***What are the regulators supposed to base their oversight on? Do they have enough people with the right kind of skills to do their own oversight. I don’t think so.***

You might be right, but that doesn’t mean that they can’t/won’t do better than the rating agencies do/did. At least the regulators don’t necessarily have a built in conflict of interest. Ideally, we’d require the credit raters — whoever they are — to underwrite a meaningful amount of insurance on each item they rate. If their rating turns out to be wrong, it costs them money

Did they screw up the latent variable? I think oil price should have been a factor since it makes long drives to your far-away McMansion and heating it much more expensive. The oil price run up was like raising household taxes by $2-3K per year.

With the equation that I gave above, P[Xn=1|Xo=xo, X1=x1,…,Xn-1=xn-1] = pj, I not sure how you would implement it. If you say that the probablility single mortgage security default is dependent how many other securities have defaulted then I’m not sure how you do a simulation. In setting probabilities i=1 to n, when you start on 1 in the simulation you don’t yet know if your simulation set the other securites to having defaulted or not.

Going back to the problem rather than using a binary sequence the default could be modeled from a beta distribution using copulas with a strong correlation between them. If nobody believes the model then they probably should not use it. A price of a security is based on what someone’s willing to pay for it and not its intrinsic worth. Its up to people in the market to decide if they want to buy and sell things they don’t totally understand.

On screwing up the financial system this seems to be a false charge that is starting to take traction, not from a basis in fact but rather as an example of the big lie technique. No individual is responsible for the lie but the lie and Myth seem to be growing anyway as an exercise in collective myth making. It reminds me of blaming the entire depression on the 1929 stock market crash.

VtCodger,

Forecasts are always wrong. I don’t see anyone going after Romer with her botched employment forecast used to sell the stimulus bill. The healthcare bill cost estimates are also likely to be wildly off and we just made a big decision based on them. Same with the initial cost estimated for the Iraq war. I don’t see the rating agencies doing any worse than anyone else.

Ratings

Seems to me I’ve seen presentations where correlations between defaults were all zero. All this

ex postsophisticated econometric reasoning was utterly irrelevant to predicted loss rates. A first-semester stat student could easily critique ’em.Interesting WaltFrench. The post and thread are buried, so I fear you won’t be back, but I am very curious by what sort of “presentations” you have in mind. Were the presenters trying to explain high finance to students or the general public or where they presenting to investment bankers and/or other financial operators who actually had some control over money ? If you are discussing presentations which actually had something to do with actual finance, then I am impressed that the system didn’t collapse sooner.
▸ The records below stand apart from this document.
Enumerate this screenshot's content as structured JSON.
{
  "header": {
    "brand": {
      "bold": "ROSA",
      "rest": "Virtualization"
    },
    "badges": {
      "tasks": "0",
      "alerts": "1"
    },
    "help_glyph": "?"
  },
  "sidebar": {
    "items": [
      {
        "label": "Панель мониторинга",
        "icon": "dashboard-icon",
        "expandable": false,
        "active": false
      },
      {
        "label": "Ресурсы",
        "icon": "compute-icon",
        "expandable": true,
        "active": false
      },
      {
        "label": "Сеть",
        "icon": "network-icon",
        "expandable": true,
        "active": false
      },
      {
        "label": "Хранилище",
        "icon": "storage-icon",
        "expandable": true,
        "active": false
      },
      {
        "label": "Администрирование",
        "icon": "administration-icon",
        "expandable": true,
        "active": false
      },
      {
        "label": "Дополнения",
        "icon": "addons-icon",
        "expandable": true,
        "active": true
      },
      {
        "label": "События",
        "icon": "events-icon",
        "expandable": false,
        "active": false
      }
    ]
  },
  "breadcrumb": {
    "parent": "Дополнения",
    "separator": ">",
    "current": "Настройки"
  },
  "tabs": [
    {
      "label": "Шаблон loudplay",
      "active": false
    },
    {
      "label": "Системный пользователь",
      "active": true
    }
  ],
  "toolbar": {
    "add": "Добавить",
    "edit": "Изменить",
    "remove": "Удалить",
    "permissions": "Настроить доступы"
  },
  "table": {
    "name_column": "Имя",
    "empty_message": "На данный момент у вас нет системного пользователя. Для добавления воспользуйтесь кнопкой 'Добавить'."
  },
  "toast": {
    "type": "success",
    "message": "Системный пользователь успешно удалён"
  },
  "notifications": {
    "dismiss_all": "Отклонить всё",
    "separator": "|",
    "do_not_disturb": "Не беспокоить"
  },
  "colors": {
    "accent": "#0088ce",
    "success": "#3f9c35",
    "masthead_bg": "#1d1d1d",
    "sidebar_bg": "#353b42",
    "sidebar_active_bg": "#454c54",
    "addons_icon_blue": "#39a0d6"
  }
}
Robert,

Your observation is right that the thought example provided omits correlation, and correlation assumptions were baked into attempts to model and rate the CDOs. But one thing that’s been hard for me (and, I suspect, many others) to visualize has been the way structured finance creates acute sensitivity to leverage and input assumptions. How could so-called AAA securities become worthless? The cartoon model takes us a step along the way, so I think it has some utility.

The biggest headscratcher is around the fundamental assumption that house prices could only rise. I bought my first house in the UK in 1990 for #56K, and sold it three years later for #42K. The whole securitization chain was built on the premise that borrowers could refinance when the teaser rates ended, and we know how that movie turned out.

Min, your example makes no sense. You can have a biased coin and still have each throw be independent and 100 throws come up with heads on an unbiased coin has a non-zero probability – actually the same as 100 throws with alternatively head then tail then head, would you assume after such a series the coin was biased or that somehow independent events were correlated?

And there is only one way to be correlated….